__Exercise data__.
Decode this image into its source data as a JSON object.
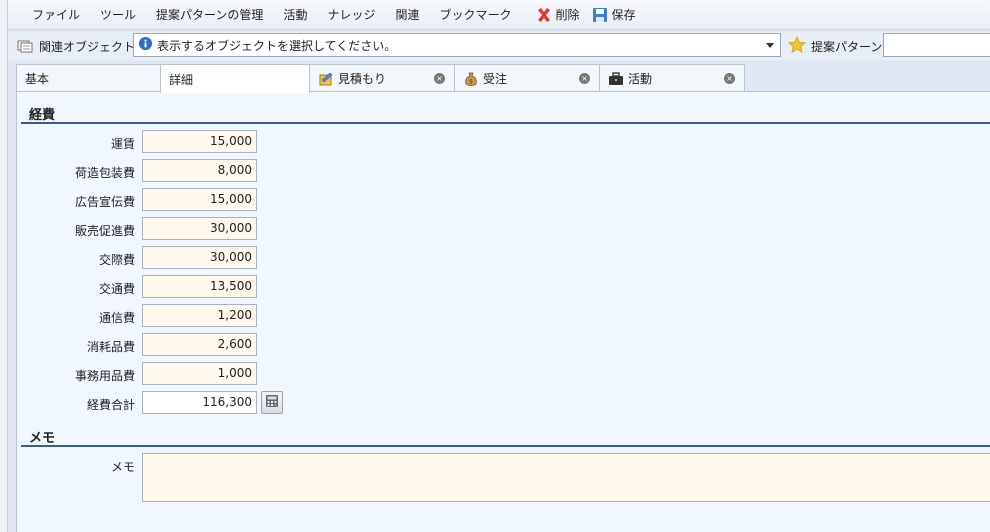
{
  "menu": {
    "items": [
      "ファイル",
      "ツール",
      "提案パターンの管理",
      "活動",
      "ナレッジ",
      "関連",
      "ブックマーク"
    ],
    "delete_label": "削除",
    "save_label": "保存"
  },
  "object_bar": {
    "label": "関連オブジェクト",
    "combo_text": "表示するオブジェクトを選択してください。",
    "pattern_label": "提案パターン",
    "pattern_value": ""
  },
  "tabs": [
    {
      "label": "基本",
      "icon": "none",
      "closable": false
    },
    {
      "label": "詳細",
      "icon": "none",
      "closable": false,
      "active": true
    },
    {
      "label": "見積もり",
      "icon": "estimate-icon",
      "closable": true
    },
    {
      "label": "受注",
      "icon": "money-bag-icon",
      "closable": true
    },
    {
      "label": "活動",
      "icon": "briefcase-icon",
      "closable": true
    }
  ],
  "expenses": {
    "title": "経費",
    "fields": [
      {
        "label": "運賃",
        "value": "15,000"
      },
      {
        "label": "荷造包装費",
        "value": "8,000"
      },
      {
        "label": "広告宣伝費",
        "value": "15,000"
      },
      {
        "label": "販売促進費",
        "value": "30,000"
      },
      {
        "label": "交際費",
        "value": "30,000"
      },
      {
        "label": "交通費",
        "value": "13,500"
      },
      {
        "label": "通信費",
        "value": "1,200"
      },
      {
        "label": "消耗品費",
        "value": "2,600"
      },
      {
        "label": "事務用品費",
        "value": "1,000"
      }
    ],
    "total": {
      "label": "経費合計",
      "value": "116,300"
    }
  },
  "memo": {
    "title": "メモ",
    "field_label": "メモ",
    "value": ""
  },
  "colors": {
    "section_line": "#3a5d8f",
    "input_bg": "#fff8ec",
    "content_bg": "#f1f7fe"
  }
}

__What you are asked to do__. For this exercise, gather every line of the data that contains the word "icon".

__Written solution__.
      "icon": "none",
      "icon": "none",
      "icon": "estimate-icon",
      "icon": "money-bag-icon",
      "icon": "briefcase-icon",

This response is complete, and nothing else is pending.